[Items from a dataset]
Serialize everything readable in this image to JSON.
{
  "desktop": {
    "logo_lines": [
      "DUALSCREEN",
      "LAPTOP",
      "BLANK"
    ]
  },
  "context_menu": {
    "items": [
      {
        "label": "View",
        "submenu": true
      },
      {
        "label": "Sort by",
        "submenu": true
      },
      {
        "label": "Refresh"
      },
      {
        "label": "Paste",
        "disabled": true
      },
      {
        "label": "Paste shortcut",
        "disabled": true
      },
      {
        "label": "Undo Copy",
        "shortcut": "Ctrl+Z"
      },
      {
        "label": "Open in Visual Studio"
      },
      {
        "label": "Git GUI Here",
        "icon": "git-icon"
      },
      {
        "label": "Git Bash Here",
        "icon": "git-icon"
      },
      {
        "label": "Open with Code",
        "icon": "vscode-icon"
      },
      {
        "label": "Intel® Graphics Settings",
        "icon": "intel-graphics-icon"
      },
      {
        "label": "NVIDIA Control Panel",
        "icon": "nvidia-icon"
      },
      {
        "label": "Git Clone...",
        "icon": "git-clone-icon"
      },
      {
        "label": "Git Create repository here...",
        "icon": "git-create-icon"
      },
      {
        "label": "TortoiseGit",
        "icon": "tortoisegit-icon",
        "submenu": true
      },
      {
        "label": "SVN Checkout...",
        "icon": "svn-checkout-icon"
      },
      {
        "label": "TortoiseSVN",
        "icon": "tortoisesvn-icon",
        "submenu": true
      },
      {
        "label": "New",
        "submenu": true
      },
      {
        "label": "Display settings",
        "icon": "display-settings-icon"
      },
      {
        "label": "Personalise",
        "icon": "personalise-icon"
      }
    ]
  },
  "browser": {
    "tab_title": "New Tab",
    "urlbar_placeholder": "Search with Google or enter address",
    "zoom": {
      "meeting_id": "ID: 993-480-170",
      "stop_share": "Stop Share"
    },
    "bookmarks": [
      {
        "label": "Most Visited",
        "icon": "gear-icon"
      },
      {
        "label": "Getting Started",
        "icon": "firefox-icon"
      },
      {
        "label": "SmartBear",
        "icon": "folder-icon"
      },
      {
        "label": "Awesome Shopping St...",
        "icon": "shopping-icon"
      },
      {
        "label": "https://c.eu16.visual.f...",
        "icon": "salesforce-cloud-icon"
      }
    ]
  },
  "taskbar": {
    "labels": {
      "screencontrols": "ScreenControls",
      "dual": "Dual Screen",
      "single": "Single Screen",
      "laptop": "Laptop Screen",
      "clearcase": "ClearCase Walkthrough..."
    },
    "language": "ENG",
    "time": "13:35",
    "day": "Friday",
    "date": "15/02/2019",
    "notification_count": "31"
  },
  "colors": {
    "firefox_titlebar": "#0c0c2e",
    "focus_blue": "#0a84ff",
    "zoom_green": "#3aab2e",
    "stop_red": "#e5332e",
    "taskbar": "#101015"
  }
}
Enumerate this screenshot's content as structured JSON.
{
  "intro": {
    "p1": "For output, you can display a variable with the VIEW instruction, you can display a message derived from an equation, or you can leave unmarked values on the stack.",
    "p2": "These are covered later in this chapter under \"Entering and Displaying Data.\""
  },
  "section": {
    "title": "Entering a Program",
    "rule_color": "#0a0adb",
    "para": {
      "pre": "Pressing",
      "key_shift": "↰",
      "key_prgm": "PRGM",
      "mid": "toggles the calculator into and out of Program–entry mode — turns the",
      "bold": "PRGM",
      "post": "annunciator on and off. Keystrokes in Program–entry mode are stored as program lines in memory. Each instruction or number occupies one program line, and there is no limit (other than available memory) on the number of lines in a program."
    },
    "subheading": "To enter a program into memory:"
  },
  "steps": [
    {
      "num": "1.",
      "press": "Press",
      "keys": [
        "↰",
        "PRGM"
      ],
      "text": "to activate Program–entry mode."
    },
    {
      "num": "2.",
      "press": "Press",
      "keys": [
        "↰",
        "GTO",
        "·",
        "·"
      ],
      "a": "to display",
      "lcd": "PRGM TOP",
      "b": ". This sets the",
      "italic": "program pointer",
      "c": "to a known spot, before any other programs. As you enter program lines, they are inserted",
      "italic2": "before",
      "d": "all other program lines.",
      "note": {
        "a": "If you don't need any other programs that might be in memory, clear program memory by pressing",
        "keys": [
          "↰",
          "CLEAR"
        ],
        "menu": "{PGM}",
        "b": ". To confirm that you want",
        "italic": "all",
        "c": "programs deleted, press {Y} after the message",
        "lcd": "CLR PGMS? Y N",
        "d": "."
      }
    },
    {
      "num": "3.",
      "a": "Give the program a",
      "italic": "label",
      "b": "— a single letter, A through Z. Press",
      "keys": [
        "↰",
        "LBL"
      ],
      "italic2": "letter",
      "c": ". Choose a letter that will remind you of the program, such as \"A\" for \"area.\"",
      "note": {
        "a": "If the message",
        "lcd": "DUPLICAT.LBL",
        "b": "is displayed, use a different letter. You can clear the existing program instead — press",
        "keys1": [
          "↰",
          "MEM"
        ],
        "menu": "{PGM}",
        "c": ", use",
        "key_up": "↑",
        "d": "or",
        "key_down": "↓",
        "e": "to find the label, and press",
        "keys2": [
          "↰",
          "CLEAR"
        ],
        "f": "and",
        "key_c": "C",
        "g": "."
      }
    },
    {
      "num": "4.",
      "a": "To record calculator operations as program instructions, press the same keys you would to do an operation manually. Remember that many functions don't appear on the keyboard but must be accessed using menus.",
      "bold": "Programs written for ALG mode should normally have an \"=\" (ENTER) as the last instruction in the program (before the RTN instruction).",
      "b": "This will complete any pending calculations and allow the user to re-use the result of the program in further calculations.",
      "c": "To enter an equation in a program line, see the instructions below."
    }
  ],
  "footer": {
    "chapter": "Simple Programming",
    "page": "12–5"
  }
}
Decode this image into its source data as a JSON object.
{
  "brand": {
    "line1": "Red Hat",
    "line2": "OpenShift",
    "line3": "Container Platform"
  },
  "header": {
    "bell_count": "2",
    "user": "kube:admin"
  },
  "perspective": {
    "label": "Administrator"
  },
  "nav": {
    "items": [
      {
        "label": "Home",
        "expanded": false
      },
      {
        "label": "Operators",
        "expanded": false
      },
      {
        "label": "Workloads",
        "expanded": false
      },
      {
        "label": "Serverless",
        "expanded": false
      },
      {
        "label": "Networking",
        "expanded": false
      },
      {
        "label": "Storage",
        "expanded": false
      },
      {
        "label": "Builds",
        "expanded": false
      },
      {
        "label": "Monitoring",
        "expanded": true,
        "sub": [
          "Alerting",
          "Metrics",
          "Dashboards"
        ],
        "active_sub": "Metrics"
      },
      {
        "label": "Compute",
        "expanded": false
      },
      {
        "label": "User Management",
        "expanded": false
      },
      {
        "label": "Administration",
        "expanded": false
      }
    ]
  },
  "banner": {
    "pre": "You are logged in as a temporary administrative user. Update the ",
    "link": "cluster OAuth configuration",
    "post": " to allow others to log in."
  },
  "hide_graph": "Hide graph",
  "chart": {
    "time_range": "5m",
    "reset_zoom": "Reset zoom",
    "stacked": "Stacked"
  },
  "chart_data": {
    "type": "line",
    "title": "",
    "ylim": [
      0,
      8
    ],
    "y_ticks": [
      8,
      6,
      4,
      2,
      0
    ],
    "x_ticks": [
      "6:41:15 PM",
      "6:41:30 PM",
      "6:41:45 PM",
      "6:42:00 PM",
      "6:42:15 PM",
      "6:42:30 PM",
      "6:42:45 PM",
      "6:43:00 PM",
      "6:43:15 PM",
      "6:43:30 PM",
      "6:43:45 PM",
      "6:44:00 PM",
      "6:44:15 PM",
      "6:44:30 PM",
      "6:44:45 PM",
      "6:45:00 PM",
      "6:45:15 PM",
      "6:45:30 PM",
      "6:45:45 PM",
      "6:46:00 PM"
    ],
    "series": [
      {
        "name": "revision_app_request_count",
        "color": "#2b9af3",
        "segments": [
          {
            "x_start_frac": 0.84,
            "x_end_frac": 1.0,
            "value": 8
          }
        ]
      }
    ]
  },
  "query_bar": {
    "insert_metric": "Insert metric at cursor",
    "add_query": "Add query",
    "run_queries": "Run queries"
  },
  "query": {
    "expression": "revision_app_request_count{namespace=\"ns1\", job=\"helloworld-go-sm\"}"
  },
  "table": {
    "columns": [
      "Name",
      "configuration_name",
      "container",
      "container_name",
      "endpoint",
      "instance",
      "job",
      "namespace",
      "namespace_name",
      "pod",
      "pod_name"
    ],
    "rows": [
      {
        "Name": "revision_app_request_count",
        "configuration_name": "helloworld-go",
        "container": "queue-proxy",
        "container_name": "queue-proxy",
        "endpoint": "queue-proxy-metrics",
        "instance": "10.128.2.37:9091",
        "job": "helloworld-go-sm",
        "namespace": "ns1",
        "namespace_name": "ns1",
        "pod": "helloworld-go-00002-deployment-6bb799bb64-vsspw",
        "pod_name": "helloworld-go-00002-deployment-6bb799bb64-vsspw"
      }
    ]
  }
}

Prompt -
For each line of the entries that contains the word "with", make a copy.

Answer below -
        "label": "Open with Code",
    "urlbar_placeholder": "Search with Google or enter address",
    "p1": "For output, you can display a variable with the VIEW instruction, you can display a message derived from an equation, or you can leave unmarked values on the stack.",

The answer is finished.